There is no frontrunner for the GOP nomination either. National committeeman Brian Sullivan almost beat Pawlenty in 2002 for the GOP endorsement, and continues to be active in conservative circles, but he reportedly will not have the support of former GOP congressman Vin Weber this time. (Weber and his group supported Sullivan strongly in 2002.) Bachmann, if she ran, could conceivably win party endorsement, but would almost certainly lose in November if she were nominated as well. Pat Anderson will be seeking the support of the Ron Paul faction of the GOP, but might be unable to assemble a broad base of support necessary to win election.
There are two interesting dark horse candidates for the GOP nomination. One is businessman Mike Vekich, an accountant and successful entrepreneur. He is a political anomaly because he is a Republican from the Iron Range. He has been one of Governor Pawlenty’s go-to guys in recent years, successfully running MNSCU, the state college system, among other projects. Presumably, he could raise the funds necessary for the race, but he is mostly unknown to state voters, and will have to find a way in a few short months to stand out from the crowd of other candidates.
The other dark horse has so far not publicly indicated he is even considering the race for governor. Ben Whitney is the son of one of the state’s most prominent moderate Republican figures, Wheelock Whitney (who himself was the 1986 GOP nominee for governor), and his great, great uncle (by marriage) was one of the state’s most successful 19th century governors, John Pillsbury. Ben Whitney built a strong organization of young GOP activists when he ran the Minnesota GOP presidential campaign in 2004, and a great many of these activists would presumably be attracted to his campaign. Most importantly, although he is pro-life, Whitney clearly has appeal to moderates in the party, and independents, many of whom abandoned the GOP in 2006 and 2008, and could be unifying figure for a party now badly split into factions.
The Independence Party has played spoiler to the DFL for more than 20 years, not only in the race for governor, but probably in the 2008 senate race as well. In 2010, candidates of the prominence of Tim Penny, Peter Hutchinson or Jesse Ventura won’t likely be in the race, but the party will have a candidate, and its nominee will probably receive between 2-5% of the general election vote, perhaps once again enough to make the difference.
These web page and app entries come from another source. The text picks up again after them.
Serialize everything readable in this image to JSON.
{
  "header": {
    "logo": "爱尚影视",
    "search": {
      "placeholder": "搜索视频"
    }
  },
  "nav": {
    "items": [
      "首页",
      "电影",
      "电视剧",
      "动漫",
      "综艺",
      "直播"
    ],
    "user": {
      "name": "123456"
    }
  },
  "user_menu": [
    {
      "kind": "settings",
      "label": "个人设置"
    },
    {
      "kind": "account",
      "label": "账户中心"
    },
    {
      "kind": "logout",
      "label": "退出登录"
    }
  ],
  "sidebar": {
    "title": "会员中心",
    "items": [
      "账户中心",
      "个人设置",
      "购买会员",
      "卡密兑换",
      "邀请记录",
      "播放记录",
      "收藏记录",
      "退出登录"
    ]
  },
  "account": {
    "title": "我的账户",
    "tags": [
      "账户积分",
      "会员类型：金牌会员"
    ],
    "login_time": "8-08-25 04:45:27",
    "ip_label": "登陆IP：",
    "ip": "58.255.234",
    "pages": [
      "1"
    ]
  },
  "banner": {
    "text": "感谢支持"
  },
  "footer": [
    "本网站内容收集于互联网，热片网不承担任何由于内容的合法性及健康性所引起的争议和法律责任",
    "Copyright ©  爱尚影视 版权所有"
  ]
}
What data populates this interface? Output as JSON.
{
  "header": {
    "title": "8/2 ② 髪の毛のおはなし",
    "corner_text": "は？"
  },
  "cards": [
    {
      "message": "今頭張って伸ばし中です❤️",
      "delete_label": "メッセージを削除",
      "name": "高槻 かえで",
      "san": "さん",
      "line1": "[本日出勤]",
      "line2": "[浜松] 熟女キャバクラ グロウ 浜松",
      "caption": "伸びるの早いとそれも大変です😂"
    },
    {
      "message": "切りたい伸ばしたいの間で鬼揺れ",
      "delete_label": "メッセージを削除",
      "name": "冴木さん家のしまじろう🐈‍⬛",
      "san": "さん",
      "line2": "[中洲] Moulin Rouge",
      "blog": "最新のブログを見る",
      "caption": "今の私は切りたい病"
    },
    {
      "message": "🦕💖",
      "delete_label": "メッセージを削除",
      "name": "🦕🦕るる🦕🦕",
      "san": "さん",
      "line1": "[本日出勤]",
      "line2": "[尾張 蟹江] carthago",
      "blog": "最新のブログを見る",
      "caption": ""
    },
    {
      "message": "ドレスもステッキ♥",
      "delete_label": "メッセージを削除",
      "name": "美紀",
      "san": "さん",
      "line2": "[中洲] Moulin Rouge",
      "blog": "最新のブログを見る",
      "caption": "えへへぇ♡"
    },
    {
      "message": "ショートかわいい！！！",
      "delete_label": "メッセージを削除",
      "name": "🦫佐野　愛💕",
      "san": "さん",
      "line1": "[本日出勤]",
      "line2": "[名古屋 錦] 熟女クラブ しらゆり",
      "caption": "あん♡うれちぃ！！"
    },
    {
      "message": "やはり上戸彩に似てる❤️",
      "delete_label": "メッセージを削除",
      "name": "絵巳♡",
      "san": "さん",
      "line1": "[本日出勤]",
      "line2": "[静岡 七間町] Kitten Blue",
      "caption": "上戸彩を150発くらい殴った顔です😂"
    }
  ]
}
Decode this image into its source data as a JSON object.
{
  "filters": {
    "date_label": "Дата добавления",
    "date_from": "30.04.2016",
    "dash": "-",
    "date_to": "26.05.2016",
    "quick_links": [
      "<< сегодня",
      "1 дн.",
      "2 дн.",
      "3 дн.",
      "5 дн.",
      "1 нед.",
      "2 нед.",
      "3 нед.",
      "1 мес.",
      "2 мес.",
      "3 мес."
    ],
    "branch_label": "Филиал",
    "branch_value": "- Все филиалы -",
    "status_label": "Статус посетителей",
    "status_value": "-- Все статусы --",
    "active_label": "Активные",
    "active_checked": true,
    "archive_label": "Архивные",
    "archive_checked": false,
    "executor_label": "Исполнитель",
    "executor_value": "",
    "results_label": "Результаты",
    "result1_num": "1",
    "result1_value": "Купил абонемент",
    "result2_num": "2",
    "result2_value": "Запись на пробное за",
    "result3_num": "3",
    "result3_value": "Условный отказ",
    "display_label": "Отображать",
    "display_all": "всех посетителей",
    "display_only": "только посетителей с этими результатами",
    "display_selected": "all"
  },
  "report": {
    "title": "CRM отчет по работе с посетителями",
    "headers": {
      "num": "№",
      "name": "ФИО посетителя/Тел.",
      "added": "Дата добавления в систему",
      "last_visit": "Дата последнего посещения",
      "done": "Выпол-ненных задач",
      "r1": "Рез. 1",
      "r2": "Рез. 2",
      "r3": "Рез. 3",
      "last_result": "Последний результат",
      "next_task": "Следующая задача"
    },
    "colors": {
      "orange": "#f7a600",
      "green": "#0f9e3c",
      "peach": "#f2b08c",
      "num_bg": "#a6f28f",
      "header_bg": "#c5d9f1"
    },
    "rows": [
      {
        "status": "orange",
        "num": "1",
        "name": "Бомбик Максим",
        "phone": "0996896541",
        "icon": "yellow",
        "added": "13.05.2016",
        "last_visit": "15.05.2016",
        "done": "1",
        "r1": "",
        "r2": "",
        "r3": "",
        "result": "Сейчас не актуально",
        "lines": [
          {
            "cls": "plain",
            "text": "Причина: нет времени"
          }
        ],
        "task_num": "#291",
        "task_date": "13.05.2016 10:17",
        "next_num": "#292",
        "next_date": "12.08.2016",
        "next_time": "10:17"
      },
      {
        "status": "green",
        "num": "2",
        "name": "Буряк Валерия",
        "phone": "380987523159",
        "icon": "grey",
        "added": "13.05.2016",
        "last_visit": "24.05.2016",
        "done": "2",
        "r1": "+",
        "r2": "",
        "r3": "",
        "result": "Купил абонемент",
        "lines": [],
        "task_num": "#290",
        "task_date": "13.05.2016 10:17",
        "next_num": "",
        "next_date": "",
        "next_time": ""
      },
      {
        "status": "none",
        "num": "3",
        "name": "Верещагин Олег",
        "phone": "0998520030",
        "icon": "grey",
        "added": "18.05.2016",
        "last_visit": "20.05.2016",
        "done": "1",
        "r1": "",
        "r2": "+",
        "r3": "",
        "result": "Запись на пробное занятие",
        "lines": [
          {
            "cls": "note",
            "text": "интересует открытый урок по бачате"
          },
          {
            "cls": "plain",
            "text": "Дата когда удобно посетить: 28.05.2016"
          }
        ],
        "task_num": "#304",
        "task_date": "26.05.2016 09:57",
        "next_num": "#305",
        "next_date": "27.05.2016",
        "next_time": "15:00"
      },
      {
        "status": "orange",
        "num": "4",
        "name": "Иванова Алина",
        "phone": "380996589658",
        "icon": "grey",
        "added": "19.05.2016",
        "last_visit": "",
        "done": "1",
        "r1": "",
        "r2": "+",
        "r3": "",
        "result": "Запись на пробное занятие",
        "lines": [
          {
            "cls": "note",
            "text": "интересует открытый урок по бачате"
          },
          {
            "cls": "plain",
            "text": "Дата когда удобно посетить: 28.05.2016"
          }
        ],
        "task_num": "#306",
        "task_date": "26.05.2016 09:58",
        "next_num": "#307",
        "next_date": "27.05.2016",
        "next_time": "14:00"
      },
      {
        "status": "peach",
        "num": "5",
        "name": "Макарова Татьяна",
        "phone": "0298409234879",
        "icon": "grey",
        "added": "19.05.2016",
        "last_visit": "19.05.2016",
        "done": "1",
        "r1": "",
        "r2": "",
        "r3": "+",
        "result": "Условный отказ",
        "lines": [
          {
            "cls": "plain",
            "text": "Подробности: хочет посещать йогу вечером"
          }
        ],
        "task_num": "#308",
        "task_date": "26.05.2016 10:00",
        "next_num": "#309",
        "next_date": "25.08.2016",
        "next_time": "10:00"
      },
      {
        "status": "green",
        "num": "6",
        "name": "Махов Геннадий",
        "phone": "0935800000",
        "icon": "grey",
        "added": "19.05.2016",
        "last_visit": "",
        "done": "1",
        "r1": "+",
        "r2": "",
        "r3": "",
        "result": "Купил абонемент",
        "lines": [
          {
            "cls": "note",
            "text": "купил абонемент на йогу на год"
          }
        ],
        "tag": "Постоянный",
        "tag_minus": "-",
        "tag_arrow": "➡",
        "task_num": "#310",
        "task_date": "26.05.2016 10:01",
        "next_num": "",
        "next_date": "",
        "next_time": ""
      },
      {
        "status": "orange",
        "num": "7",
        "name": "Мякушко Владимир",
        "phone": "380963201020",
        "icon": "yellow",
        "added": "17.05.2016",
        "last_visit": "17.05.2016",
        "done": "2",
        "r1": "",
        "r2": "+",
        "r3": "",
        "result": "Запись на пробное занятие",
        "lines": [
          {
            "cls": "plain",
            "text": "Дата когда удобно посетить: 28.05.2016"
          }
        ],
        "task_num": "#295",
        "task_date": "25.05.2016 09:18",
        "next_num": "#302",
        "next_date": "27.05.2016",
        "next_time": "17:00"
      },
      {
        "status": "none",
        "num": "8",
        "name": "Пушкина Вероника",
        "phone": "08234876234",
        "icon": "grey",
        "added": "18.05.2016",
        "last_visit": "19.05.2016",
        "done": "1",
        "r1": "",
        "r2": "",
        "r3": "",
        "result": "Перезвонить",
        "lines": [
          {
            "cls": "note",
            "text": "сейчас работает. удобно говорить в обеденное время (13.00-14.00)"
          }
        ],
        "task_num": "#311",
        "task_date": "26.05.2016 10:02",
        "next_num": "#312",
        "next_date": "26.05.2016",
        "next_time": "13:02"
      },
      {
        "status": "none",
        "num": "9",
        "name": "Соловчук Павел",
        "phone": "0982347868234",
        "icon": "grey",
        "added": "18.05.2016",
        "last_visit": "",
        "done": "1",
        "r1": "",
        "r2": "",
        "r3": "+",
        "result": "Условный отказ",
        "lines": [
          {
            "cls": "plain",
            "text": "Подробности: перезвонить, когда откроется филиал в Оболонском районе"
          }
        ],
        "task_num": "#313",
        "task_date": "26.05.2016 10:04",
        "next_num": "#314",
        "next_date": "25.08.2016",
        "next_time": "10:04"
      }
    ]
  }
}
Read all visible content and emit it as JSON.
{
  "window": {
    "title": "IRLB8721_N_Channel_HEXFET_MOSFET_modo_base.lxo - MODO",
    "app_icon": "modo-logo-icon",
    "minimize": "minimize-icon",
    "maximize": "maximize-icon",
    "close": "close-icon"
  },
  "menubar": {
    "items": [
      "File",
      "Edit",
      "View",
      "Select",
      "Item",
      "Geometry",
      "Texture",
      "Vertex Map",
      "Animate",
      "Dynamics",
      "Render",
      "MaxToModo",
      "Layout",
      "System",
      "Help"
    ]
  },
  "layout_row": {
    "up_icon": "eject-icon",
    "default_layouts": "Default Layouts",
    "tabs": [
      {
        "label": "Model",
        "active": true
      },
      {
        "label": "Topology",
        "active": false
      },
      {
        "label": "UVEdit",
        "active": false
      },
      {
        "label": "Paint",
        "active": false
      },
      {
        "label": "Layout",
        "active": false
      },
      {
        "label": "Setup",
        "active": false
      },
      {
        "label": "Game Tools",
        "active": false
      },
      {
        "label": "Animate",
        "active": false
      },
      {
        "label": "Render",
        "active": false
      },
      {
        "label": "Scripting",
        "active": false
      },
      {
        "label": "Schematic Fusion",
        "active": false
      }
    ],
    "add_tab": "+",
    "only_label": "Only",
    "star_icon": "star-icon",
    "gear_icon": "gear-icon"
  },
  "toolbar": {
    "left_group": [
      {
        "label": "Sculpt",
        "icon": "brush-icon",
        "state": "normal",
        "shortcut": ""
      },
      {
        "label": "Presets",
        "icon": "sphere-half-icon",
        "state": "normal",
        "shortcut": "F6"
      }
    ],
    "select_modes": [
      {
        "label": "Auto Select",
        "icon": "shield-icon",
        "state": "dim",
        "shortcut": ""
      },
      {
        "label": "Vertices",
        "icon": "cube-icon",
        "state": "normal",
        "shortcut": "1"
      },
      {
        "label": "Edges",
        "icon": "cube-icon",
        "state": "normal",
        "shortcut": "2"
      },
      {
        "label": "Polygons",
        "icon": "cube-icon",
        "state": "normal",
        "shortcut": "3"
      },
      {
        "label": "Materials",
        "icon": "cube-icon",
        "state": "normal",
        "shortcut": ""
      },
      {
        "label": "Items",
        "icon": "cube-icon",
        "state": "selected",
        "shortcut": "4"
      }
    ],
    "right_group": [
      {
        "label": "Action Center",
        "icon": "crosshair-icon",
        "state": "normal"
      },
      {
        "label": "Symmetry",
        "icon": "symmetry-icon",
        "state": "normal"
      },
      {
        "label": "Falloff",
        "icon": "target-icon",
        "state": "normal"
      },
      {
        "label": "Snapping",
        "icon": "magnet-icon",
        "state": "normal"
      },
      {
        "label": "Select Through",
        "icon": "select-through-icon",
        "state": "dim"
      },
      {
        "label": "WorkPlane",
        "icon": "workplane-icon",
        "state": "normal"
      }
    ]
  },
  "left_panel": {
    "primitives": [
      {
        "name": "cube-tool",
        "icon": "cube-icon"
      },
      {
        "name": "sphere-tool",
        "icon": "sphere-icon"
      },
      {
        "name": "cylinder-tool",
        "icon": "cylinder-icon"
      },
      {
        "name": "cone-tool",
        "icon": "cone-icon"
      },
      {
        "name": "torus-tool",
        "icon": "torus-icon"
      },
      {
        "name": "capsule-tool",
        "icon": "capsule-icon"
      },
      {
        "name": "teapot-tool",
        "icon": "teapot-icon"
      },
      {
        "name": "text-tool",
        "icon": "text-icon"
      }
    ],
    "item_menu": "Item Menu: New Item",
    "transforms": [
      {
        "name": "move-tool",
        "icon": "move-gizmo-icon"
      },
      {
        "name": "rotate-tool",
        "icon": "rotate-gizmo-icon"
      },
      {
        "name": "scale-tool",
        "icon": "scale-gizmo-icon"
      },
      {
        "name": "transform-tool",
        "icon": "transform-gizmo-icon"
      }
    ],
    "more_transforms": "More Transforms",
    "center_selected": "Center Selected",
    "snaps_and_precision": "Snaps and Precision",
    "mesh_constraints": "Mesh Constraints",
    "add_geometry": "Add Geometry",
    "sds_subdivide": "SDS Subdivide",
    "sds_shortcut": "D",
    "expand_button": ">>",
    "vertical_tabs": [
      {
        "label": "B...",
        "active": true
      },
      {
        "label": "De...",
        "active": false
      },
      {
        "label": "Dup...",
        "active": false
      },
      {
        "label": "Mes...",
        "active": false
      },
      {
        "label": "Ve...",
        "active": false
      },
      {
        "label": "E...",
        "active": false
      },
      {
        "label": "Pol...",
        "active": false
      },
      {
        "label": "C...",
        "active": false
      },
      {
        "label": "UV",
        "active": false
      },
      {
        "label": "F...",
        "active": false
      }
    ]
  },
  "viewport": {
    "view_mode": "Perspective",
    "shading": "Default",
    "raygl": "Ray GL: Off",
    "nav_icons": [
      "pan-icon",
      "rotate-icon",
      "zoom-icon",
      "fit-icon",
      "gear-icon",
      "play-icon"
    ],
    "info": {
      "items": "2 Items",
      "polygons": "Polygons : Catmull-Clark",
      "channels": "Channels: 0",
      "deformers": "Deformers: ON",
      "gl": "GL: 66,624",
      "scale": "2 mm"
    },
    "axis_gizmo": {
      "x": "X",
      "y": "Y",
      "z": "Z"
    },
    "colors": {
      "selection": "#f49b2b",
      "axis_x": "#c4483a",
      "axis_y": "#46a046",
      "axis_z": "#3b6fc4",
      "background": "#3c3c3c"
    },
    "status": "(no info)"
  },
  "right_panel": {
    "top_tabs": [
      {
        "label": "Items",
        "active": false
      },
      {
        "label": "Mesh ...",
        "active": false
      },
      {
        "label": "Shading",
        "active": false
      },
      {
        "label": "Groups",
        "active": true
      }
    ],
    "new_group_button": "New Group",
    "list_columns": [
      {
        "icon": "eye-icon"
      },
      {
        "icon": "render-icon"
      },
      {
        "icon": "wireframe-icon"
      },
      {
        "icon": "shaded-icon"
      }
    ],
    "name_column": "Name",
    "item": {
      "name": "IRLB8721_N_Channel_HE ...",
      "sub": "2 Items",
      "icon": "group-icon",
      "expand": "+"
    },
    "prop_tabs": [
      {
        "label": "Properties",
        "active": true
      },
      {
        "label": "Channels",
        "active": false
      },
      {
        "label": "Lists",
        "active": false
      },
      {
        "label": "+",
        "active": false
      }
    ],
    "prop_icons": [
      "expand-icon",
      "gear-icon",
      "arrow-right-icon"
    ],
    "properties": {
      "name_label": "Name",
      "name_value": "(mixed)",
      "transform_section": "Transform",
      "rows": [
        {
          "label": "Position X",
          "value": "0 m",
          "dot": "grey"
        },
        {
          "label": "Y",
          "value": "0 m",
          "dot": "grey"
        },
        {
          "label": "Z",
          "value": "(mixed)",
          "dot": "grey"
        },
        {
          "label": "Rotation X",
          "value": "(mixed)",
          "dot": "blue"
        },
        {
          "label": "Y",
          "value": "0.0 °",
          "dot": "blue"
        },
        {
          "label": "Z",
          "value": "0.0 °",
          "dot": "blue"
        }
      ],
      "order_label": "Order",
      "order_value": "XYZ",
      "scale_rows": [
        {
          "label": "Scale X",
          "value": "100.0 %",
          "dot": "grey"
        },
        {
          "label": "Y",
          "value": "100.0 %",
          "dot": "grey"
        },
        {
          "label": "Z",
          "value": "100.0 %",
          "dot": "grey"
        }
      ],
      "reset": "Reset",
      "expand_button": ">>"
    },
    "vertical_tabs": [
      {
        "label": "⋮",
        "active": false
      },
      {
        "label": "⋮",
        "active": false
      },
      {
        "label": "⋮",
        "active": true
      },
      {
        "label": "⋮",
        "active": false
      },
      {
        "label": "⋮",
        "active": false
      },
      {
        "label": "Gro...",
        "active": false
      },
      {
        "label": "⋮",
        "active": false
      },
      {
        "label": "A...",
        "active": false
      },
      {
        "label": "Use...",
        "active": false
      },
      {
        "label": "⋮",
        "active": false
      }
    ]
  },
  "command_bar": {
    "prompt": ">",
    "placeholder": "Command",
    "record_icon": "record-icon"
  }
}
It is important to stress, however, that the gubernatorial campaign is only beginning. Other candidates, not mentioned above, could enter and change the chemistry of the race. Some of those mentioned will choose not to run. The economy, state and national, will play a role not yet evident more than a year away form election day.
The very large number of prominent candidates for governor in both parties is probably unprecedented. This is a sign of how serious this race is being taken, and how much is at stake politically for the party whose nominee will occupy the governor’s residence in the next four turbulent years.